Under today’s agreement between the EPA, Sergeant’s Pet Care Products and Wellmark International (the two companies make products like Bansect, Sentry, Zodiac and Biospot), the companies will be allowed to continue producing collars containing propoxur until April 1, 2015. They will be allowed to continue distributing those collars until April 1, 2016.
While health advocates are happy to see an eventual end to the use of propoxur, the lengthy phase-out period, along with the fact that flea collars can sit on store shelves for years before passing their effective date remains a concern.
Additionally, the continued use of the second chemical involved in the NRDC lawsuit, tetrachlorvinphos (TCVP), was not dealt with by today’s agreement. It’s possible that this will be resolved in the near future, but advocates say that every day a decision delayed is another day that pet-loving children are at risk.
“It’s good to see EPA and pet companies start to address the health threat from toxic chemicals in flea collars, but our kids still need better and more complete protection,” says Miriam Rotkin-Ellman, senior scientist with the Natural Resources Defense Council.
In 2010, the EPA issued an assessment finding that the risks to children from toxin levels were “of concern.”
Last year, the agency finished its assessment of the insecticide and found, in some cases, “unacceptable risks to children from exposure to propoxur pet collars on the first day following application.”
“EPA found a risk to kids and that deserves immediate action, not a slow retreat,” says Rotkin-Ellman. “Families shouldn’t have to wait years for dangerous products to leave the store shelves. We need strong action that removes these dangerous products from the marketplace and doesn’t leave families at risk.

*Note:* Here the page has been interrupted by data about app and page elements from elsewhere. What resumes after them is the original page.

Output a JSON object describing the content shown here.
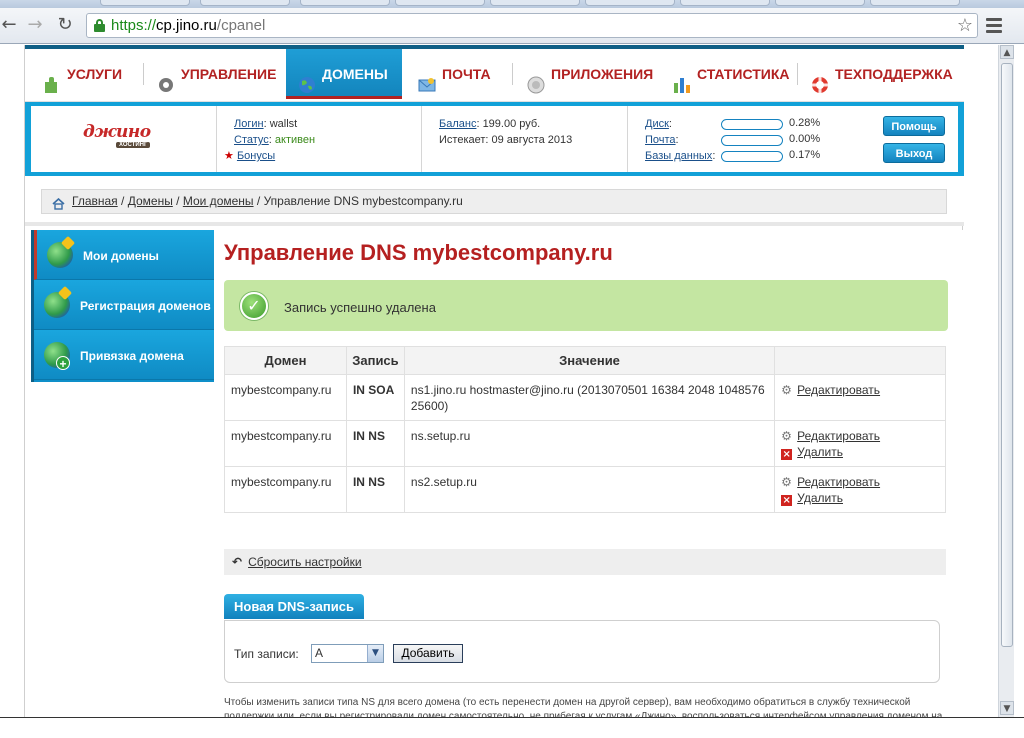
{
  "browser": {
    "url_scheme": "https://",
    "url_host": "cp.jino.ru",
    "url_path": "/cpanel"
  },
  "nav": {
    "items": [
      {
        "label": "Услуги",
        "icon": "puzzle-icon"
      },
      {
        "label": "Управление",
        "icon": "gear-icon"
      },
      {
        "label": "Домены",
        "icon": "globe-icon",
        "active": true
      },
      {
        "label": "Почта",
        "icon": "envelope-icon"
      },
      {
        "label": "Приложения",
        "icon": "apps-icon"
      },
      {
        "label": "Статистика",
        "icon": "bar-chart-icon"
      },
      {
        "label": "Техподдержка",
        "icon": "lifebuoy-icon"
      }
    ]
  },
  "account": {
    "logo_word": "джино",
    "logo_sub": "ХОСТИНГ",
    "login_label": "Логин",
    "login_value": ": wallst",
    "status_label": "Статус",
    "status_sep": ": ",
    "status_value": "активен",
    "bonus_label": "Бонусы",
    "balance_label": "Баланс",
    "balance_value": ": 199.00 руб.",
    "expires_text": "Истекает: 09 августа 2013",
    "disk_label": "Диск",
    "disk_pct": "0.28%",
    "mail_label": "Почта",
    "mail_pct": "0.00%",
    "db_label": "Базы данных",
    "db_pct": "0.17%",
    "colon": ":",
    "help_button": "Помощь",
    "logout_button": "Выход"
  },
  "breadcrumb": {
    "home": "Главная",
    "domains": "Домены",
    "my_domains": "Мои домены",
    "sep": " / ",
    "current": "Управление DNS mybestcompany.ru"
  },
  "sidebar": {
    "items": [
      {
        "label": "Мои домены"
      },
      {
        "label": "Регистрация доменов"
      },
      {
        "label": "Привязка домена"
      }
    ]
  },
  "main": {
    "title": "Управление DNS mybestcompany.ru",
    "success_message": "Запись успешно удалена",
    "table": {
      "headers": [
        "Домен",
        "Запись",
        "Значение",
        ""
      ],
      "rows": [
        {
          "domain": "mybestcompany.ru",
          "type": "IN SOA",
          "value": "ns1.jino.ru hostmaster@jino.ru (2013070501 16384 2048 1048576 25600)",
          "edit": "Редактировать"
        },
        {
          "domain": "mybestcompany.ru",
          "type": "IN NS",
          "value": "ns.setup.ru",
          "edit": "Редактировать",
          "delete": "Удалить"
        },
        {
          "domain": "mybestcompany.ru",
          "type": "IN NS",
          "value": "ns2.setup.ru",
          "edit": "Редактировать",
          "delete": "Удалить"
        }
      ]
    },
    "reset_link": "Сбросить настройки",
    "new_record_tab": "Новая DNS-запись",
    "record_type_label": "Тип записи:",
    "record_type_value": "A",
    "add_button": "Добавить",
    "note": "Чтобы изменить записи типа NS для всего домена (то есть перенести домен на другой сервер), вам необходимо обратиться в службу технической поддержки или, если вы регистрировали домен самостоятельно, не прибегая к услугам «Джино», воспользоваться интерфейсом управления доменом на сайте регистратора."
  }
}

Because of the concern that these collars could continue to be on shelves for years to come, NRDC is urging major pet store chains to consider removing the collars in question now sooner than later.